Results revealed that the dose efficacy increased gradually between 75- and 150-mg for venlafaxine, up to approximately 30-mg for mirtazapine, and between 20- and 40-mg for fluoxetine equivalents, but efficacy began to decrease gradually or only increased moderately for doses above these. Dropouts due to adverse effects increased steeply with increasing doses for both venlafaxine and mirtazapine, resulting in a dose-acceptability curve that was convex at the lower-licensed range, which approximately corresponded with 20- to 40-mg of fluoxetine equivalents in both cases. All 7 antidepressants evaluated in this study showed optimal acceptability when used in lower-range doses and clear dose dependency in dropouts for adverse effects.

This study had limitations. The findings mainly included patients who were deemed eligible to participate in placebo-controlled trials. A fixed-dose regimen may not properly reflect clinical practice and may overestimate withdrawal, due to adverse effects. There was uncertainty surrounding how to calculate the best dose equivalency among antidepressants. Spline curves for each individual drug were based on a few studies to result in wide confidence intervals. Dropouts for adverse effects from acute-phase treatment was used as an index for tolerability. Because the study years ranged between 1986 and 2013 the search date used for the studies may be considered outdated.

The study investigators concluded that for the majority of patients with major depression who receive venlafaxine, mirtazapine, or SSRIs, the lower range of their licensed dose will likely achieve an optimal balance between tolerability, acceptability, and efficacy.

Multiple researchers report associations with the pharmaceutical industry. Please see the original reference for a full list of disclosures.

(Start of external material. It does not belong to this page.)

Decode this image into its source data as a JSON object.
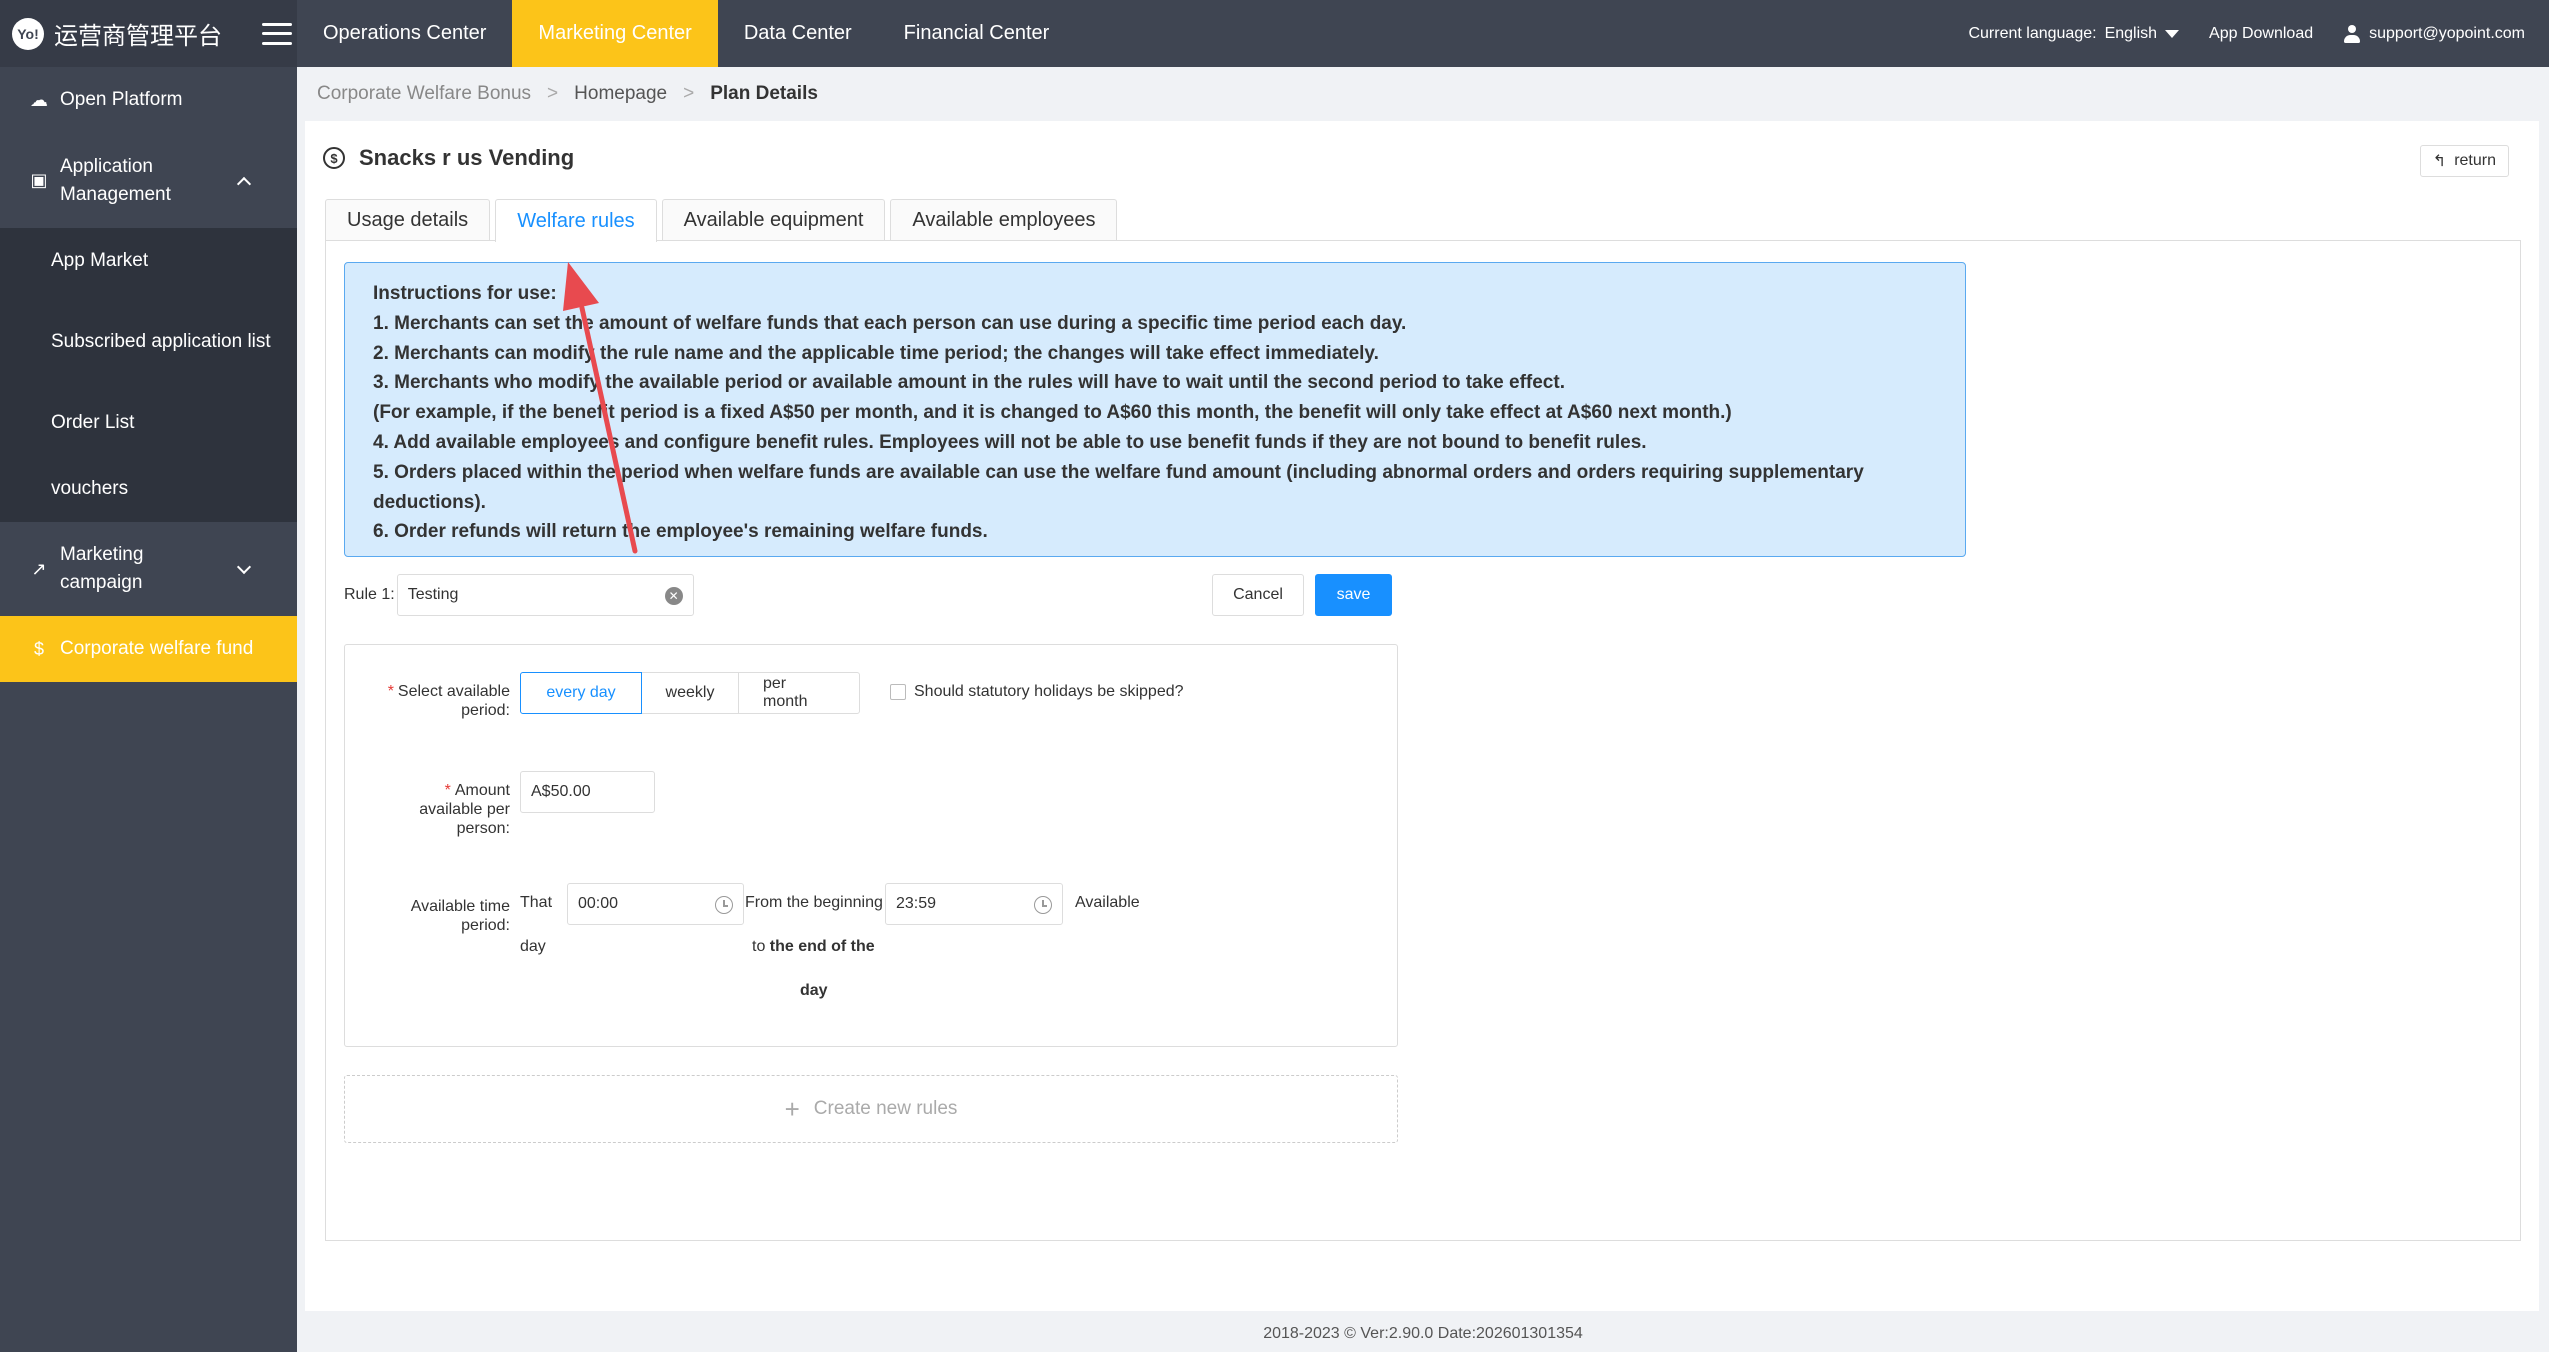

Furukawa TA, Cipriani A, Cowen PJ, Leucht S, Egger M, Salanti G. Optimal dose of selective serotonin reuptake inhibitors, venlafaxine, and mirtazapine in major depression: a systematic review and dose-response meta-analysis [published online June 6, 2019]. Lancet Psychiatry. doi: 10.1016/S2215-0366(19)30217-2